From the Lion’s Mouth
A Journey Along the Indusby Iain Campbell
From the Lion’s Mouth – holiday reads and travel literature, an insightful portrait of Pakistan with themes of religion, culture and hospitality in an account of travelling up the Indus River from the Karachi mudflats through the Karakorum, Kashmir and the Himalayas to its source on Mount Kailash on the Indian side of the Tibetan plateau in Ladakh.
Published: 05th Jul 2019
Size: 130 X 198 mm
Number of pages: 224
About this book
Shortlisted in the Edward Stanford Travel Writing Awards 2020
Iain Campbell has been fascinated by mountains for as long as he can remember. In his new book, he tells the story of a journey following the course of the Indus River from its mouth in the mudflats of Karachi through the Karakorum, Kashmir and the Himalayas to its source in Ladakh on the Indian side of the Tibetan plateau, where it springs from the ‘Lion’s Mouth’ on Mount Kailash. His narrative paints an insightful, honest and heartfelt portrait of Pakistan, a country that through all his wanderings of the deserts and mountains of Asia kept drawing him back, and a place which combines a rich religious heritage with some of the most spectacular mountains in the world.
‘I came to see how closely the Indus River is involved with Pakistani religious life and how this has been true for thousands of years’ he says. ‘I took four months to make this trip and was able to travel slowly… It became apparent to me as I travelled and developed personal friendships that the image of Pakistan that we are often fed by the media is distorted. I found the Pakistanis to be the most hospitable people I have ever met, to the point where I would have to allow time on my walks in the mountains for the delay caused by sitting down to tea and chapatti in every settlement.’
Over the course of his journey, he is exposed to all sides of local life, from a Sufi shrine attended by crocodiles to a Holy man competing with Saudi-sponsored Wahhabi clerics in the Swat Valley, a near meeting with the fairies of Nanga Parbat and the temple of a three-year-old Buddhist lama on the edge of the Tibetan plateau.

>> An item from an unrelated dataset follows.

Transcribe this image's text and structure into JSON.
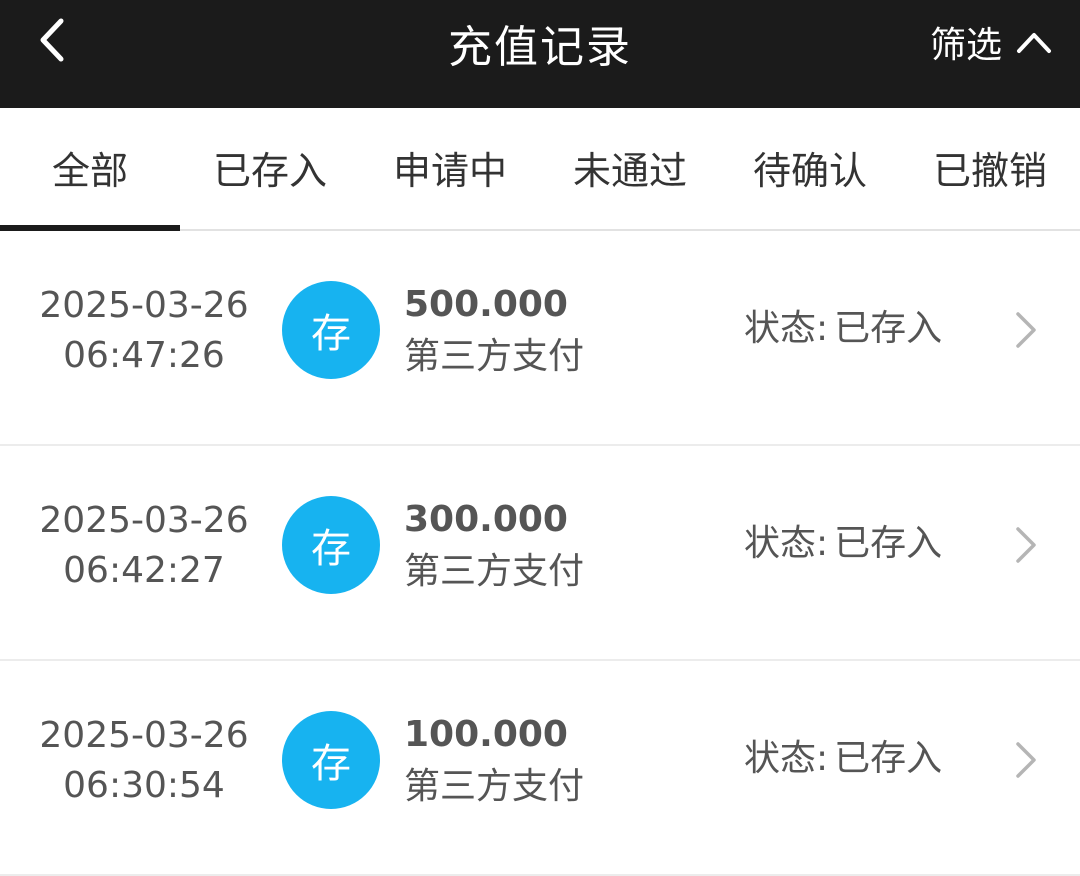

Engrossing and eye-opening, Iain Campbell’s account of his travels through this mesmerising land will appeal to travellers, mountaineers, trekkers, wilderness enthusiasts, anyone interested in the culture and history of the subcontinent, and fans of quality travel writing.
About the Author
Iain Campbell has been fascinated by mountains for as long as he can remember and has travelled widely in the mountains of his home country of Scotland and further afield. He studied history at Oxford University where he specialised in medieval religious history. In 2002 he decided to combine these interests by travelling to the holy mountains of Asia. His first book, With Unblest Feet, tells the story of a journey among the mountain pilgrims of the Silk Road. His second book, From the Lion’s Mouth, is about Pakistan, a country which combines a rich religious heritage and some of the most spectacular mountains in the world. It is the account of a slow journey through this mesmerizing country in 2004, following the Indus River from its mouth near Karachi through the Punjab and Kashmir to the Tibetan Plateau where the river finds its source. He lives with his family in Edinburgh and continues to travel frequently to Asia.
‘Beautifully written to wrap the reader up in the sights, sounds and smells of each new destination along the way, this book will have you lusting over places you hardly new existed and will reaffirm your faith in the human race.’
Additional InformationTable of Contents
Part I Pakistan
The Plains: Sindh and the Punjab
Chapter 1 Keti Bandar
Chapter 2 Karachi
Chapter 3 Bhit Shah and Lake Manchar
Chapter 4 Mohenjo Daro
Chapter 5 Kalabagh and Mithankot
Part II Pakistan
The Mountains: Swat and the Karakorum
Chapter 6 The Swat Valley
Chapter 7 Derai and Tirat
Chapter 8 Kohistan
Chapter 9 Nanga Parbat
Chapter 10 Baltistan
Part III India
Kashmir and Ladakh
Chapter 11 Srinagar
Chapter 12 Amarnath
Chapter 13 Ladakh
Chapter 14 Mahe Bridge